“The recession has both decreased the amount of travel that people have done and has changed the type of travel that people have done,” Falb says. He says they’ve heard a number of stories anecdotally of people changing their plans for vacations or holiday travel periods where they don’t go as far, or haven’t traveled at all.
Also, Falb says layoffs in the state have cut the number of people commuting to work. “Plus the fact that when people are uncertain of their own economic conditions, they drive a little differently, a little less aggressively we think. So that adds into it,” Falb says. Falb says there were 371 traffic fatalities confirmed when the D.O.T. shut down its office for the holiday on December 30th.
Falb says that number will likely increase as it takes awhile to wrap up the year end numbers. Falb says they count every death that occurs within 30 days of the crash where the cause of death appears to be related to the crash. He says there are a number of investigations that are complicated, so it takes longer to get that information. Falb says they usually don’t have the final number for one year until April of the next year, and he says there recently was one case that took a whole year before the death was added into the total.
While the economy is a factor in lowering traffic deaths, he says special enforcement efforts that flood the highways with extra law officers also helped. He says seatbelt, alcohol and speed enforcement all help reduce crashes as those three factors are involved in accidents. Falb says cutting the speed, alcohol use and increasing seatbelt usage all lead to less severe injuries when there are accidents. Falb says the drunk driving enforcement is particularly important.

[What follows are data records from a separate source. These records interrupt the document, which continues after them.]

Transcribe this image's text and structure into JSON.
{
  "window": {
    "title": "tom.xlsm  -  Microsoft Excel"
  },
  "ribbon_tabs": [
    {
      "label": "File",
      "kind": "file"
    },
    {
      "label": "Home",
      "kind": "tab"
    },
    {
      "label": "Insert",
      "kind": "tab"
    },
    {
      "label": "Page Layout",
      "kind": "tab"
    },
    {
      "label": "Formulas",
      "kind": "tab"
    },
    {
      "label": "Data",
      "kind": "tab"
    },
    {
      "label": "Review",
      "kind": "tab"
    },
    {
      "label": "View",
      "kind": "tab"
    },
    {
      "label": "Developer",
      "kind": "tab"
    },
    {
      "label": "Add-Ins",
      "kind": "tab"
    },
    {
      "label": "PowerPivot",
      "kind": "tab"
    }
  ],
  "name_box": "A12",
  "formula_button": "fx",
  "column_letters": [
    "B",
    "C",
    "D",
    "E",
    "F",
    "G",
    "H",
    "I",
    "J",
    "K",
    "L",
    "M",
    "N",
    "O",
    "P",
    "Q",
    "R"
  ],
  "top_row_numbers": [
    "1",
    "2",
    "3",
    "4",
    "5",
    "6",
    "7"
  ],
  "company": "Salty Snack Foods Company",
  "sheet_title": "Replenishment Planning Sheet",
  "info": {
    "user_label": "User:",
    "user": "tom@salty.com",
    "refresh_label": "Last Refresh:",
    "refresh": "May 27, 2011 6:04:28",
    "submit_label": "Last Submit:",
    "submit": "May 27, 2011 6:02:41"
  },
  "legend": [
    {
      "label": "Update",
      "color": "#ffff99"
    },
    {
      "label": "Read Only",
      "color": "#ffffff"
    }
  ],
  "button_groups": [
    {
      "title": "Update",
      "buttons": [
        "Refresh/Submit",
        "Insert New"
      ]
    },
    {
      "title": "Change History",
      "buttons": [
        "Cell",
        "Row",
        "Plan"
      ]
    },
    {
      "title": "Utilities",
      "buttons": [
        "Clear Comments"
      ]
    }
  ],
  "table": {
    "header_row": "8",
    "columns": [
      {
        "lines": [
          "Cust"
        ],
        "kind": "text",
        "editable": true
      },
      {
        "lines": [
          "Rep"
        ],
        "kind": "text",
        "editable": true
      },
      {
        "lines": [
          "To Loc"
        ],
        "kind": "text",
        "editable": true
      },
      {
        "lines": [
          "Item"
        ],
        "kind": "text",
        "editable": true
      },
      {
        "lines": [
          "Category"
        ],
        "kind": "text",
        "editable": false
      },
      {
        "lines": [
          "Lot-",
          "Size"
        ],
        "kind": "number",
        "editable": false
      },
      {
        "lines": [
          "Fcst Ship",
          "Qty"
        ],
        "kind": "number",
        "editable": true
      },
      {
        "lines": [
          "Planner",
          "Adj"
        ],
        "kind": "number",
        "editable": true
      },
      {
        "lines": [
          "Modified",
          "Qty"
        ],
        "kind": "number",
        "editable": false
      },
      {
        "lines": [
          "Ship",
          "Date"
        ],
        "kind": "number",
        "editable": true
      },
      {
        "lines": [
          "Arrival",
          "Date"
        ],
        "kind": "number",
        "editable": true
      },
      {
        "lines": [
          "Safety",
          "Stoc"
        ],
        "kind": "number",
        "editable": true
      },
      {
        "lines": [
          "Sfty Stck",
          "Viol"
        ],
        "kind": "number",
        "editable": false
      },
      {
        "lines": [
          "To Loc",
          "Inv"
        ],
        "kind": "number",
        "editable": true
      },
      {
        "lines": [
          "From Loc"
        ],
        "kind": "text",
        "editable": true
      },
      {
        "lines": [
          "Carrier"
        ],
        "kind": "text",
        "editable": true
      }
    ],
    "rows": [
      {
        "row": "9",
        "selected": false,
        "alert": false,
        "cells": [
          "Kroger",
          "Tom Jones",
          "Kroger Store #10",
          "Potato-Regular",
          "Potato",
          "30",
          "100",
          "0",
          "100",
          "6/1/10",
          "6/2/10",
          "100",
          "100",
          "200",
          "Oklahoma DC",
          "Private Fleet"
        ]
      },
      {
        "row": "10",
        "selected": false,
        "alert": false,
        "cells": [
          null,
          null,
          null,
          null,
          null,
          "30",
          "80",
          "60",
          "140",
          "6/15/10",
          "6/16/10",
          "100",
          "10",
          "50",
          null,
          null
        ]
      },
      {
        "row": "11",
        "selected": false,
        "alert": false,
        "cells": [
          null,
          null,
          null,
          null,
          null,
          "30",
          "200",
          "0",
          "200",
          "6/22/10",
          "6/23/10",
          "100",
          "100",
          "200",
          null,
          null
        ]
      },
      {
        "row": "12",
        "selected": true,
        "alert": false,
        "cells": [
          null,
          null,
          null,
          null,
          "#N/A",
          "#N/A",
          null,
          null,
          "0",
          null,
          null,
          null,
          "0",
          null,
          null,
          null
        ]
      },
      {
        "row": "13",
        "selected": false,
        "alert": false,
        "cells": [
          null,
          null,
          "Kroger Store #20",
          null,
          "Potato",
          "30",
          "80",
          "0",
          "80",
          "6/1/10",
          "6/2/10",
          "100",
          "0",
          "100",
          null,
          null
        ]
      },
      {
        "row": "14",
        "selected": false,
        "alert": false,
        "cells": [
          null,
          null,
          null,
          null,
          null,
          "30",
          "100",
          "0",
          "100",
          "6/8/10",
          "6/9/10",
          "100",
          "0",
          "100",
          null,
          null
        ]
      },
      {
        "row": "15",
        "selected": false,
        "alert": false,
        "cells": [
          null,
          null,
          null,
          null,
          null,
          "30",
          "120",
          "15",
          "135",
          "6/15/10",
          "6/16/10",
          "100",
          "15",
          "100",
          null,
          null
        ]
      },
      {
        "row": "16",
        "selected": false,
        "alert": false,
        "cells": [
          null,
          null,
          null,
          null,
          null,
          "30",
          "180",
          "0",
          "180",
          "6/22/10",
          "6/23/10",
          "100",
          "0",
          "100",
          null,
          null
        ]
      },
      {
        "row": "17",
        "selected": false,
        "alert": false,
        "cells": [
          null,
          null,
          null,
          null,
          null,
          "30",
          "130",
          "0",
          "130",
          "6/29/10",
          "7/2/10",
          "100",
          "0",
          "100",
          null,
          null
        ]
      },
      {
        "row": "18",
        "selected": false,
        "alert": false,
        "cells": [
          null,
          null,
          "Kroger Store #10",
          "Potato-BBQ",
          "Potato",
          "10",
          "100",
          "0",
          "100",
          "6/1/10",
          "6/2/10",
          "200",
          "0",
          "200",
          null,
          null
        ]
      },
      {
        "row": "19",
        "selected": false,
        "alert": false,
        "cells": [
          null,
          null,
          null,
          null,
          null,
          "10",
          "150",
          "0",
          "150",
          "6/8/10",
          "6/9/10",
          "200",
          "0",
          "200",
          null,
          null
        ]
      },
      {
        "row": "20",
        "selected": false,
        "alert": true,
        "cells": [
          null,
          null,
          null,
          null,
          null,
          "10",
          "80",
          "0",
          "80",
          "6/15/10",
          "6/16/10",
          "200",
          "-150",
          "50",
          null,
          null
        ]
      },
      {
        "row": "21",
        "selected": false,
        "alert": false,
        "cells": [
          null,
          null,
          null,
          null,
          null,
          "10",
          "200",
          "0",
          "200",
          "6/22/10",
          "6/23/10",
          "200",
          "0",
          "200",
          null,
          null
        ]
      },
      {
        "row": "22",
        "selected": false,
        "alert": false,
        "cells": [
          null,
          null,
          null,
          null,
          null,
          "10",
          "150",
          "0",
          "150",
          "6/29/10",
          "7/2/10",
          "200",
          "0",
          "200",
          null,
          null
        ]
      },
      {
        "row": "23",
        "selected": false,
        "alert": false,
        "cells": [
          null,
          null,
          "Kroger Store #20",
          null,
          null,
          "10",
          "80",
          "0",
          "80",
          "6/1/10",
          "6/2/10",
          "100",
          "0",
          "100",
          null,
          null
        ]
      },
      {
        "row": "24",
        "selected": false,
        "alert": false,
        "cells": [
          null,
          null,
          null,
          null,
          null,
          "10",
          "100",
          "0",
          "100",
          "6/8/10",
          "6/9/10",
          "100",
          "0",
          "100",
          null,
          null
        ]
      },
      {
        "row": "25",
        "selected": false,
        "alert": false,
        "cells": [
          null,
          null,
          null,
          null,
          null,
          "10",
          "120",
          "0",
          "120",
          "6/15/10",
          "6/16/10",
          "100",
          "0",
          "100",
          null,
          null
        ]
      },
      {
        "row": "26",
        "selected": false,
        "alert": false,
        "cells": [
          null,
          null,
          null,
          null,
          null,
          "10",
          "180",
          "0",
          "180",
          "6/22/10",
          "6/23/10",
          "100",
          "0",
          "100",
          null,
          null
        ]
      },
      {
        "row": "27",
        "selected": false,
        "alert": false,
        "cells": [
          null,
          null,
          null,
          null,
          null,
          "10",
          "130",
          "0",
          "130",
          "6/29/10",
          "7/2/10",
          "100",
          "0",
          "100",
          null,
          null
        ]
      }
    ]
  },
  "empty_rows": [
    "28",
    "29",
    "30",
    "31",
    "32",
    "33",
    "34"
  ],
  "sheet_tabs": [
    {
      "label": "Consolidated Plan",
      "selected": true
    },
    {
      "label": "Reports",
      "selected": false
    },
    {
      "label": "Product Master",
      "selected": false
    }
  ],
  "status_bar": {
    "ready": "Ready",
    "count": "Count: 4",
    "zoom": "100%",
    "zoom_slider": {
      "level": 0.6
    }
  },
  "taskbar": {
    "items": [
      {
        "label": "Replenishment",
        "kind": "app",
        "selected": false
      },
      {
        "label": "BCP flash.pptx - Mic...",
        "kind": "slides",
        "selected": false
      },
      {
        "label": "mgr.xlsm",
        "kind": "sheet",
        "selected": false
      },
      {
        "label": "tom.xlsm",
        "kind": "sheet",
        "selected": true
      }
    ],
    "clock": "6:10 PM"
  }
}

He says anywhere from one quarter to one fifth of fatal accidents involve alcohol use, and if they could eliminate them, that would cut roughly 100 fatal crashes a year. Falb says this year is setting up statistically much like 2004, the only other year since World War Two where the fatalities were below 400. Falb says 388 people lost their lives on roadways in 2004 and the preliminary number at the end of December was nearly the same as 2009.